When the school tries to substitute for the family as the shaper of personal values, it weakens the authority of the family. If the school weakens the family, it will contribute more to the increase of venereal disease and unwedded motherhood among teenagers than it can counteract by distributing condoms.

Of course, the damage could be even greater. If, for example, the school weakens the authority of the family — by, among other things, a condom-distribution program that suggests that indiscriminate sexual activity is OK — it creates more violence among teenagers than it can counteract by installing metal detectors at all entrances.

But the dilemma the school officials face is that so many families are already weak. The real villains are not the schools but parents who are so indifferent or ineffective that they would rather let the schools do it. If the schools refuse to take measures– such as establishing a sex-counseling and condom-distribution program — the alternative is a dangerous vacuum.

So what are the public policy options? The schools cannot refurbish the families; the most they can do is avoid hurting them. If some sex-counseling and condom-distribution programs seem imperative, the schools must write directly to all parents — as one Marin high school is doing — and say that the school's preference is to have the students not use that program but to have the parents handle the problem instead.

Schools would express the hope that the parents would return the enclosed card saying that they, the parents, would handle such matters and that the program should not be extended to their child. Such an exclusion by parents should be scrupulously honored.

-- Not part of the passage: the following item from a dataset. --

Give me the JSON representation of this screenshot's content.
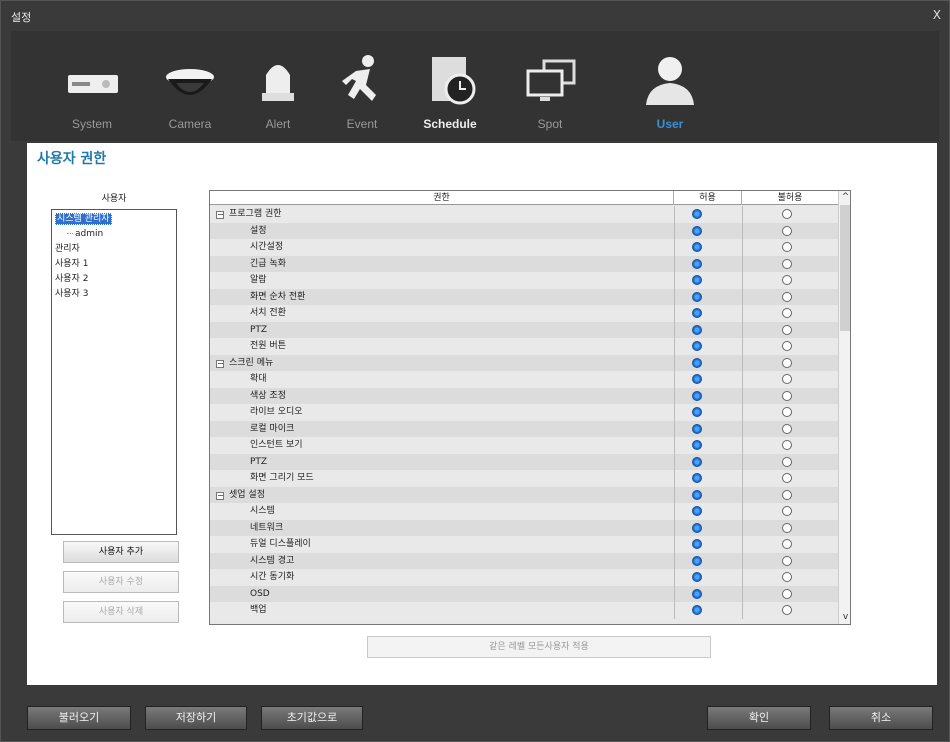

There are risks in such a reluctant public policy, but fewer than in a gleeful, wide-open school program of sex-counseling and condom distribution. Of course, this issue is only one small piece of the weak-family syndrome in America. But whatever the issue, the prescription for the schools is never to do anything that further harms the authority of families.